Call for a free, easy to read
brochure or quote
650-453-3244
Carol Bertocchini, CPA

Marketing

CARE ON CALL

GROW

24/7 Care Provider


www.mycareoncall.com
(650)276-0270
1818 Gilbreth Rd., Ste 127
Burlingame

YOUR SMALL BUSINESS


Get free help from
The Growth Coach
Go to
www.buildandbalance.com

579-7774
1159 Broadway
Burlingame
Dr. Andrew Soss
OD, FAAO
www.Dr-AndrewSoss.net

Please call to RSVP

(650)389-5787 ext.2
Competitive Stipend offered.
www.MentorsWanted.com

Insurance

BLUE SHIELD OF
CALIFORNIA

www.barrettinsuranceservices.net
Eric L. Barrett,
CLU, RHU, REBC, CLTC, LUTCF
President
Barrett Insurance Services
(650)513-5690
CA. Insurance License #0737226

CNA, HHA & Companion Help

Sign up for the free newsletter

Tax Preparation
Massage Therapy

ACUHEALTH CLINIC
Best Asian Body Massage

$35/hr

(with this ad for first time visitors)

Free Parking

(650)692-1989

1838 El Camino #103, Burlingame


sites.google.com/site/acuhealthSFbay

ELLIOTT TAX
SERVICE
SINCE 1997

DISCOUNT

$50

For rst time customers

COMFORT PRO
MASSAGE
Foot Massage $24.99

Body Massage $44.99/hr


10 am - 10 pm
1115 California Dr. Burlingame

Taxes
Bookkeeping
Payroll
Mon - Sat 10am to 8pm
Sun 10am to 6pm

(650)389-2468

Ofce: (650) 342-6082


Cell: (650) 504-4190

FULL BODY MASSAGE

320 E. Third Ave.


San Mateo 94401

(near Marriott Hotel)

EYE EXAMINATIONS

27

$48

Belbien Day Spa

1204 West Hillsdale Blvd.


SAN MATEO
(650)403-1400

Travel
FIGONE TRAVEL
GROUP
(650) 595-7750

HEALING MASSAGE
10 am to 9 pm
New Masseuses
every two weeks

2305-A Carlos St.

www.cruisemarketplace.com
Cruises Land & Family vacations
Personalized & Experienced
Family Owned & Operated
Since 1939
1495 Laurel St. SAN CARLOS
CST#100209-10

Alongside Highway 1

Moss Beach
(Cash Only)

Wills & Trusts

Legal Services

Real Estate Loans

TrustandEstatePlan.com

LEGAL

REAL ESTATE LOANS

San Mateo Office


1(844)687-3782

Equity based direct lender


Homes Multi-family
Mixed-use Commercial

Complete Estate Plans


Starting at $399

ESTATE PLANNING

DOCUMENTS PLUS
Non-Attorney document
preparation: Divorce,
Pre-Nup, Adoption, Living Trust,
Conservatorship, Probate,
Notary Public.

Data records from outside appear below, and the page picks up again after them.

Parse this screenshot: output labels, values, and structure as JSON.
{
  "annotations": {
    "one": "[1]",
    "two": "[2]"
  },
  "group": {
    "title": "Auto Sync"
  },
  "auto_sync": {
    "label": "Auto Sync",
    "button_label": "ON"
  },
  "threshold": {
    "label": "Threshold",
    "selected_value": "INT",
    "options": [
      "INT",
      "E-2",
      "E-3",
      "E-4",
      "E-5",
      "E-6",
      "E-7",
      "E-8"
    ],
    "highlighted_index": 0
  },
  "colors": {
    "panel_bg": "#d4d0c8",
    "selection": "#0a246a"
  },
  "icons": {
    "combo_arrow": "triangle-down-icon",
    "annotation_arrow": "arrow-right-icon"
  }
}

Response to
Lawsuits: Credit Card
Issues, Breach of Contract
Jeri Blatt, LDA #11
Registered & Bonded

(650)574-2087

legaldocumentsplus.com
"I am not an attorney. I can only
provide self help services at your
specific direction."

We Fund Bank Turndowns!

All Credit Accepted


Purchase / Refinance/
Cash Out
Investors welcome
Loan servicing since 1979

650-348-7191

Wachter Investments, Inc.


Real Estate Broker
CA Bureau of Real Estate#746683
Nationwide Mortgage
Licensing System ID #348268

28

Weekend Feb. 28-March 1, 2015

THE DAILY JOURNAL